But there are much earlier Koans too. They train creative, intuitive problem solving.

Sounds strange for people normally use their rational thinking to solve a problem.

But in Zen only an intuitive, creative solution of Koans is accepted.

If you want to find out about this "dogma" in Zen go to the Person that calls itself 'I'

There are six types of ancient Zen riddles or Koans. Their answers are normally hidden but here they are provided.

All riddles show, that the Koan-questions and their answers are not logically connected.

The typical Zen-solution needs intuition and creativity, not logic and intellect.

That what's the ancient Zen Koans demonstrate over and over again.

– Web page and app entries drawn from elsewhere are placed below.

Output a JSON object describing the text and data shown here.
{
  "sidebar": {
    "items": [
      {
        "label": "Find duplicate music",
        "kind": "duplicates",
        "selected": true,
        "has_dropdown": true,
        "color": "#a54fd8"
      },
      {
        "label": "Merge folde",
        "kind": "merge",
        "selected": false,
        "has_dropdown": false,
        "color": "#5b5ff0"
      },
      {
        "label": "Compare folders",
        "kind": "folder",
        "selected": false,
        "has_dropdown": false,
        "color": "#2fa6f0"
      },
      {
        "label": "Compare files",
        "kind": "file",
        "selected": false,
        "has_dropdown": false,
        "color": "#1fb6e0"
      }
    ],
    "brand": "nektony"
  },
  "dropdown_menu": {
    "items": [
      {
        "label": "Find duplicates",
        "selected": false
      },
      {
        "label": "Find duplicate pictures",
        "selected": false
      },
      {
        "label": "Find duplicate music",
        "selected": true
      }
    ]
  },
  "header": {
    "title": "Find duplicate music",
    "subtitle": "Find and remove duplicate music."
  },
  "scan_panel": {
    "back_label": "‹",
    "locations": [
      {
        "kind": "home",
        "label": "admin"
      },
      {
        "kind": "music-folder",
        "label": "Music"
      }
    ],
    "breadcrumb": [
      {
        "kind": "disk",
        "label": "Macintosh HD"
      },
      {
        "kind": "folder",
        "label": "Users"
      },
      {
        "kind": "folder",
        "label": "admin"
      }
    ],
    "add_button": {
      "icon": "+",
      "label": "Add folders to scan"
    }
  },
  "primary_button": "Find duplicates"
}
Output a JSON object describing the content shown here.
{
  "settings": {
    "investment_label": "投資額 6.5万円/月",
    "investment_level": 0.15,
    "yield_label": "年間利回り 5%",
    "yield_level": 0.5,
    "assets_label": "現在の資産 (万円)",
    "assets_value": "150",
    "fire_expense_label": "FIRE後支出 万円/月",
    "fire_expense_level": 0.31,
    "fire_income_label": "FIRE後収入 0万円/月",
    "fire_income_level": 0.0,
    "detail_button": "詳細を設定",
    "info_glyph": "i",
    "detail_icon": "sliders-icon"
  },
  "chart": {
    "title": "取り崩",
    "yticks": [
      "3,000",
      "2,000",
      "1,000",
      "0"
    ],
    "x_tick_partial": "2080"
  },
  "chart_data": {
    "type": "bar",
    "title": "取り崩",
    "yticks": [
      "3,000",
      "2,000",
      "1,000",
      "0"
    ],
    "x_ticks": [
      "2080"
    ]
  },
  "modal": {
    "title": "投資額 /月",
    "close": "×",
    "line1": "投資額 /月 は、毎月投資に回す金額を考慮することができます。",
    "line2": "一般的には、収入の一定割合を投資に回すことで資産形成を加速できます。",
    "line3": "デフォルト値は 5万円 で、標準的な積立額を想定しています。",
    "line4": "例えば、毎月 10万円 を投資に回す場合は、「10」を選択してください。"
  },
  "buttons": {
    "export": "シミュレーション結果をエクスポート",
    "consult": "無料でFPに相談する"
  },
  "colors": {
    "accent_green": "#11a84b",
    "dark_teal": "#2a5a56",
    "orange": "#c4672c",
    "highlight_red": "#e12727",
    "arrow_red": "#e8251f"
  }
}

(To give the answer for a Koan is against the tradition, but it avoids useless mental movements in circles.)

1. Body and Actions

2. Things

3. Roads and Mountains

4. Water Challenges

5. Animals and Plants

6. The Universe and Theories

**How to use this page?**

*If you can't believe the answer for a Koan is correct, click the "???" button to get a short explanation.
"???" brings you to a Koan box on another page.
Click the "show/hide" button, to see the answer and the explanation.
If a Koan has no "???" button, download the free e-book "Miscellaneous Koans"
* to find it.

In spirituality body parts or actions are often used to illustrate philosophical and religious teachings. E.g. "speaking in tongues" means, influenced by the holy spirit somebody cries out holy words in a language he or she doesn't know. (Second Koan)

The Koan answer brings the religious symbol "tongue" down to earth. Just (use your tongue and) say something.

...the answer is...

...the answer is...

...the answer is...

...the answer is...

...the answer is...

...the answer is...

...the answer is...

...the answer is...

...the answer is...

...the answer is...

...the answer is...

...the answer is...

...the answer is...

Top of Page

This type of Zen Koans challenges our common sense. They are about dealing with normal "things". Everybody knows what you can do with "things" and what you can't.

But that's the cage of logic, you have to leave in Zen.

The Koans have a creative answer, that doesn't care about common sense.

...the answer is...

...the answer is...

...the answer is...

...the answer is...

...the answer is...

...the answer is...

...the answer is...

...the answer is...

...the answer is...

...the answer is...

Top of Page

**Koan: Who am I?**

Chinese Zen monks walked long distances between monasteries, which were built on top of mountains. This practice was called "the way".

Like on a western pilgrimages after some time landscape, walking and logic melt into one another. the pilgrim is "out of the mind".

Zen Koans question this unique experiences logically.

The answer can only be found by intuitively going back to the pilgrimage on roads and mountains.

...the answer is...

...the answer is...

...the answer is...

...the answer is...

...the answer is...

...the answer is...

...the answer is...

...the answer is...

...the answer is...

...the answer is...

Top of Page

Water can be dangerous, useful, pleasant, friendly, like a living being. Human imagination uses water as religious symbol (e.g. baptism) or as a philosophical sign.

Many Zen Koans refer to these human water-fantasies.

Forget about them. Water is water. Deal with it, as simple as possible. Thinking doesn't help.

"Draw some water with your hands" is always a good reaction on water.

...the answer is...

...the answer is...

...the answer is...

...the answer is...

...the answer is...

...the answer is...

...the answer is...

...the answer is...

...the answer is...

Top of Page

**Koan: Who are you?**

Humans like animals and plants are living beings. They are equals. There's basically no superiority.

To answer a Koan with animals or plants forget the Buddhist rules how to treat them.

To answer the Koan, refer to what a people normally do with animals and plants.

...the answer is...

...the answer is...

...the answer is...

...the answer is...

...the answer is...

...the answer is...

...the answer is...

Top of Page

**Buddha makes a Koan
**

Most cultures are interested in the universe and theories of all kind. Zen is not.

The Koan "How do you put on a shirt of empty sky?" raises metaphysical questions. For a long time you could ponder about them.

In Zen you answers these questions randomly or literally, like a child.

Just put on a shirt.

...the answer is...

...the answer is...

...the answer is...

...the answer is...

...the answer is...

...the answer is...

...the answer is...

...the answer is...

...the answer is...

...the answer is...

Go to

Go to

Return from Zen Koans to